_PROBLEM_
Copy all the lines of the data that include the word "deal".

Interface dataset entries
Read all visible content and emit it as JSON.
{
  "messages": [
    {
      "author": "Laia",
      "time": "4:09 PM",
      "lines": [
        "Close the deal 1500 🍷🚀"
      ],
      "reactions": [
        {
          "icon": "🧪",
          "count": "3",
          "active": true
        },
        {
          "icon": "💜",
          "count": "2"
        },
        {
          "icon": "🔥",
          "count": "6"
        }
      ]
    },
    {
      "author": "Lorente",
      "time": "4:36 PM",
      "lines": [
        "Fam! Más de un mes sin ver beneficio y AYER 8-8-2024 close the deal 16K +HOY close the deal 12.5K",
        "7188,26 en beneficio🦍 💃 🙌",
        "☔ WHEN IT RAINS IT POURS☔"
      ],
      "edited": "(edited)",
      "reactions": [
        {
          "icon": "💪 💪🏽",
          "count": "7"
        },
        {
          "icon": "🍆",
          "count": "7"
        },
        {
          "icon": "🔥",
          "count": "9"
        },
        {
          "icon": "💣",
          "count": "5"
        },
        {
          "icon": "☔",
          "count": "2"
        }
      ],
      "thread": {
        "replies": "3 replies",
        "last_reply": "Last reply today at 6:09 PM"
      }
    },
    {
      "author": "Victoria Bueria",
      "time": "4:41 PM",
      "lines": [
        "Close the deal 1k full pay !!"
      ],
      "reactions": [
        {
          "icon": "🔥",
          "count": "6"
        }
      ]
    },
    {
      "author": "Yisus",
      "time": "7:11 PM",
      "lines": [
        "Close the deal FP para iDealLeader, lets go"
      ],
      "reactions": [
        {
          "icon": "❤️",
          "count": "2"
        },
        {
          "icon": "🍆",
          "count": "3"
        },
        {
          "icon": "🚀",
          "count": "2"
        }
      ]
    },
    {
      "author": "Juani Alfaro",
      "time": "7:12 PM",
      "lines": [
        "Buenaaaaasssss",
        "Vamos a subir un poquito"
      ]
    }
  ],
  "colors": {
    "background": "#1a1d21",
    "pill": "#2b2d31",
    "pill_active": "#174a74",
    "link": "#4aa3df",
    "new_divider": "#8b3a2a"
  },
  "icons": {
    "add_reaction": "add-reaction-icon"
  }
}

_RESPONSE TO THE TASK_
        "Close the deal 1500 🍷🚀"
        "Fam! Más de un mes sin ver beneficio y AYER 8-8-2024 close the deal 16K +HOY close the deal 12.5K",
        "Close the deal 1k full pay !!"
        "Close the deal FP para iDealLeader, lets go"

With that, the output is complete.